‘Proud, humbled’ to be named finalist in podcast awards

Dunedin wildlife podcaster and film-maker Karthic SS at Tomahawk Beach on Friday. PHOTO: GREGOR...
Dunedin wildlife podcaster and film-maker Karthic SS at Tomahawk Beach on Friday. PHOTO: GREGOR RICHARDSON
Homesick New Zealanders are flocking to an award-winning podcast about Dunedin’s special wildlife.

The podcast Tune into Nature, created by podcast producer and film-maker Karthic SS, was selected as a finalist in the Best Independent Podcast category at the New Zealand Radio and Podcast Awards in Auckland earlier this month.

"I feel proud and humbled at the same time," Karthic said.

"I was representing nature and conservation and a bit of Dunedin there."

The multi-season podcast explored Dunedin’s unique wildlife, specifically "underdog species" and the conservation stories behind them.

He submitted the podcast with little to no expectation of receiving an award.

"I was definitely surprised, pleasantly surprised.

"I didn’t expect much because I was focused on other things, like making episodes for the next season."

He received positive feedback on social media from listeners who found the podcast relaxing and were excited to learn about Dunedin’s wildlife.

"I had Kiwis who live abroad ... saying, ‘I got really homesick and when I listen to this it was really nice. I felt like I was back home with the sounds of the bellbird and the tui’."

Episodes for the second season of his podcast were released late last year and this year, he said.

Each episode focused on a lesser-known native species such as rare lizards, velvet worms, fairy prions and cryptic birds.

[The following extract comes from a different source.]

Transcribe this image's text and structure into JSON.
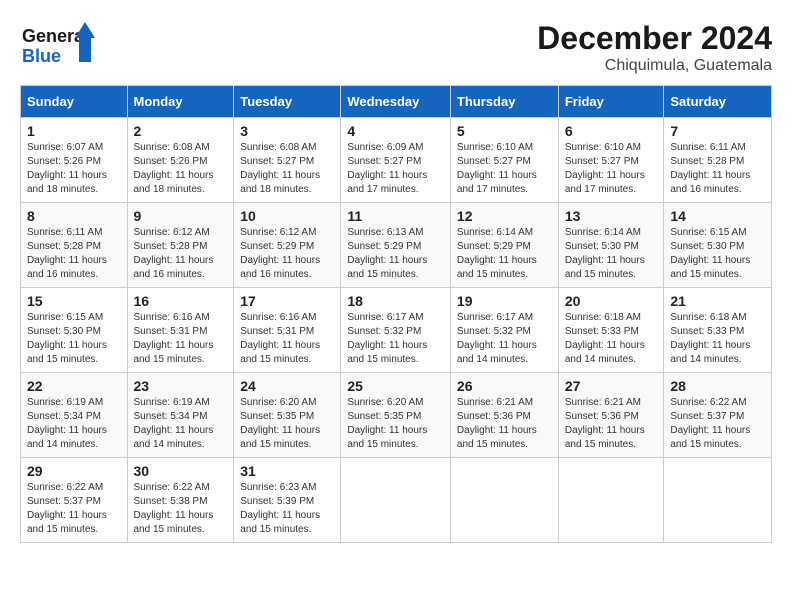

"It’s been a really enjoyable experience, but going out into the wild with all my gear can be a bit taxing," he said.

Karthic travelled to various areas around Dunedin to record his own soundscapes for the podcast and interviewed conservationists in their respective areas.

He was grateful for the conservationists who contributed to the podcast, he said.

"I think I’ll be sharing [the award] with them."

Before moving to Dunedin, Karthic worked as an automobile engineer in South India.

"When I first came here I would get lost in Dunedin.

"Now I’ve lived here for seven years.

"I think that’s special."

His family back home enjoyed listening to his podcasts and even felt encouraged to visit New Zealand.

He was already working on a third season, which would be released late July to early August.

"Season 3 will follow a similar pattern.

"We’ve got some stories lined up now.

"One will be about the yellowhead songbird."

He felt like a messenger sharing the stories of people working to preserve the environment.

Karthic credited OAR FM Dunedin, the University of Otago science communication department and the Lottery and Environment and Heritage Fund, which have supported and funded his project.